Every line below that carries the word "JSON" needs to be copied.

* Information supplied:
═══
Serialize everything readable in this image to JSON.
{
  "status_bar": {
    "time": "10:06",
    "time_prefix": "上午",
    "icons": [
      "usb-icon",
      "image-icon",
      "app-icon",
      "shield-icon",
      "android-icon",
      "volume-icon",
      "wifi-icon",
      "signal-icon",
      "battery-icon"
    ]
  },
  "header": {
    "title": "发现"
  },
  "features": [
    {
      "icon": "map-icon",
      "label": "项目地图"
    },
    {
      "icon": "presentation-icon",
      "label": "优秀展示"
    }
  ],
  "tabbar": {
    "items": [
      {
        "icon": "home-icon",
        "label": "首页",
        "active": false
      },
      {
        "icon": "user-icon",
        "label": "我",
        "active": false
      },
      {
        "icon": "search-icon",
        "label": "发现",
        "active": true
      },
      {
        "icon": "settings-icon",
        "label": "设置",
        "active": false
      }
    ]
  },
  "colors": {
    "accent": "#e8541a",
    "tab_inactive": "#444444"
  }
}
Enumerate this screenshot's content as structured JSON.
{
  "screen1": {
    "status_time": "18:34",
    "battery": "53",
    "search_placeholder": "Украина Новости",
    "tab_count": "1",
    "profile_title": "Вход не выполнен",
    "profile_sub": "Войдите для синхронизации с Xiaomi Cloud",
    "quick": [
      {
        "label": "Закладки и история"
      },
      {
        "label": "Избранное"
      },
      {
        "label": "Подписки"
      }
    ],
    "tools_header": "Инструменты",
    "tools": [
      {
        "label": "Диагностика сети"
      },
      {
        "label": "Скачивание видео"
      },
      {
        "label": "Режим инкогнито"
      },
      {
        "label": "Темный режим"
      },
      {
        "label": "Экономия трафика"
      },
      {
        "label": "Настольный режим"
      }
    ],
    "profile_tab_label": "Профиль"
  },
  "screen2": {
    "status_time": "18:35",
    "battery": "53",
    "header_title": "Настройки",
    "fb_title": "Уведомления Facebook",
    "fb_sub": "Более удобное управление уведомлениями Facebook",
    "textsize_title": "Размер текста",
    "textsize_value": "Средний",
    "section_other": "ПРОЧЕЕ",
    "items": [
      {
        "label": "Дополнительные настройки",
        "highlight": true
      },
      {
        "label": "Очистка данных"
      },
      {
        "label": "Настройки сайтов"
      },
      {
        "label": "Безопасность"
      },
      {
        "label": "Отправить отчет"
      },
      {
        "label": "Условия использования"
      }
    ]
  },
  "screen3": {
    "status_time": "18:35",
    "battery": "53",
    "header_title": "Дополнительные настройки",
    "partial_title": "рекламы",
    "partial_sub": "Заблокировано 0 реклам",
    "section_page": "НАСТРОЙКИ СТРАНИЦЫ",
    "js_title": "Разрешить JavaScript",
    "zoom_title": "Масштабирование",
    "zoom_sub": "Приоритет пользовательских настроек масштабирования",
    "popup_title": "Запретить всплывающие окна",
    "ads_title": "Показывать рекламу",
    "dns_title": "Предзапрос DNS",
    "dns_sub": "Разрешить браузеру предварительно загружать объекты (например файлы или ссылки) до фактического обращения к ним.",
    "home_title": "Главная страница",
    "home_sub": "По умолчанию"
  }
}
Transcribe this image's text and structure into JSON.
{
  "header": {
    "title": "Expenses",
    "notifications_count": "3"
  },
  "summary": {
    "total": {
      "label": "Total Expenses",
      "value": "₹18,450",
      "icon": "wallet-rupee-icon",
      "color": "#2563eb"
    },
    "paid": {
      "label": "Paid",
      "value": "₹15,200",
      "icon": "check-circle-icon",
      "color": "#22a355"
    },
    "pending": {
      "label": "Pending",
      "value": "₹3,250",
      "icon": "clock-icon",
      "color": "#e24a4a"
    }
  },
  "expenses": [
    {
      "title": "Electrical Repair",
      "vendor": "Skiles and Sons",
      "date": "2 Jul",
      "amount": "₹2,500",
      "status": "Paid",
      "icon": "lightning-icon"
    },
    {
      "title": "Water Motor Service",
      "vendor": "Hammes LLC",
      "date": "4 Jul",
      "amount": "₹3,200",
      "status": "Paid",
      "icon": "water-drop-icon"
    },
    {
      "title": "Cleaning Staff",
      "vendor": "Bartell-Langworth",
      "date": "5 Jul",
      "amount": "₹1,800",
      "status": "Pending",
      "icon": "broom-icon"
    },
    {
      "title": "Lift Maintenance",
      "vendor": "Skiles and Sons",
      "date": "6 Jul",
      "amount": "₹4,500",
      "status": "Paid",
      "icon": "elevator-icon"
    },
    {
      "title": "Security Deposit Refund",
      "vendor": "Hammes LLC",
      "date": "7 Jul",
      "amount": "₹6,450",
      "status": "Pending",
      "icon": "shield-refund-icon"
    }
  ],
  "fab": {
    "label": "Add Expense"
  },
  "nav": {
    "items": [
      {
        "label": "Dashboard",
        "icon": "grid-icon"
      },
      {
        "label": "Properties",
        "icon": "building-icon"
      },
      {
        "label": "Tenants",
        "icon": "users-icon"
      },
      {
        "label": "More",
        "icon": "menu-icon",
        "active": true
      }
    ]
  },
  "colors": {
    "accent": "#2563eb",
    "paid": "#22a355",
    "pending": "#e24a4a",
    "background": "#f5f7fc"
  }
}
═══
* Reply to the task:
Serialize everything readable in this image to JSON.
Enumerate this screenshot's content as structured JSON.
Transcribe this image's text and structure into JSON.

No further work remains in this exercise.